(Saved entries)
____
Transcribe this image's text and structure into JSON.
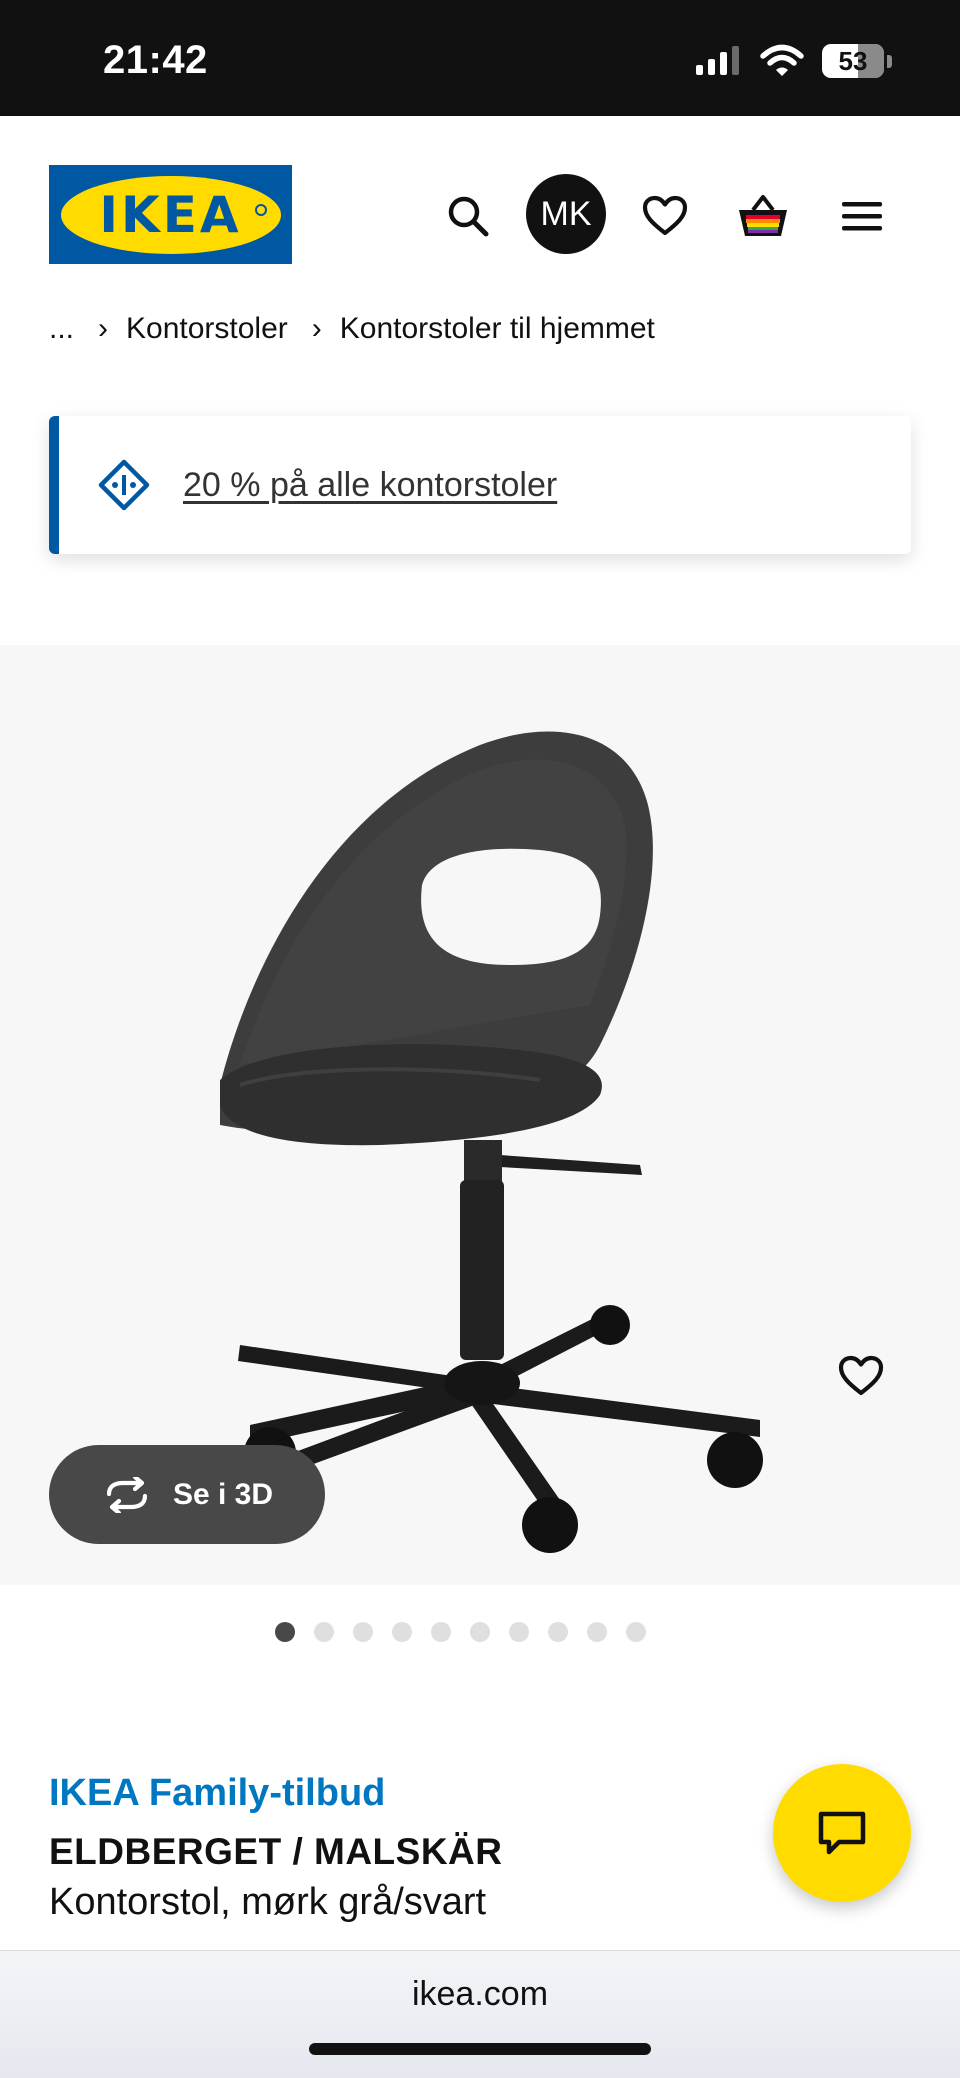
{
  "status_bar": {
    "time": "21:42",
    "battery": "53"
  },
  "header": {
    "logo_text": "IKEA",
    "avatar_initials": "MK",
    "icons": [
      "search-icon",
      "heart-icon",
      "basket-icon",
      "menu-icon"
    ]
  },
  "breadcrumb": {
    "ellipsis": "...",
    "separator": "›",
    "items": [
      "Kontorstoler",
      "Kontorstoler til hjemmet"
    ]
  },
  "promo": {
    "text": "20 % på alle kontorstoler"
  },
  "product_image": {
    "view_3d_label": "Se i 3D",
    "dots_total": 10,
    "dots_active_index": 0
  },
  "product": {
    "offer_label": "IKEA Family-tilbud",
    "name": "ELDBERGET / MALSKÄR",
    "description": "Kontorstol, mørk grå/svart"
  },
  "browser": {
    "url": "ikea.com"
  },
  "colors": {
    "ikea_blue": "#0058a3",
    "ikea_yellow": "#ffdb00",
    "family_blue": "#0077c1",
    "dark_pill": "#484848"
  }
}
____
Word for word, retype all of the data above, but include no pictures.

Transcribe this image's text and structure into JSON.
{
  "status_bar": {
    "time": "21:42",
    "battery": "53"
  },
  "header": {
    "logo_text": "IKEA",
    "avatar_initials": "MK",
    "icons": [
      "search-icon",
      "heart-icon",
      "basket-icon",
      "menu-icon"
    ]
  },
  "breadcrumb": {
    "ellipsis": "...",
    "separator": "›",
    "items": [
      "Kontorstoler",
      "Kontorstoler til hjemmet"
    ]
  },
  "promo": {
    "text": "20 % på alle kontorstoler"
  },
  "product_image": {
    "view_3d_label": "Se i 3D",
    "dots_total": 10,
    "dots_active_index": 0
  },
  "product": {
    "offer_label": "IKEA Family-tilbud",
    "name": "ELDBERGET / MALSKÄR",
    "description": "Kontorstol, mørk grå/svart"
  },
  "browser": {
    "url": "ikea.com"
  },
  "colors": {
    "ikea_blue": "#0058a3",
    "ikea_yellow": "#ffdb00",
    "family_blue": "#0077c1",
    "dark_pill": "#484848"
  }
}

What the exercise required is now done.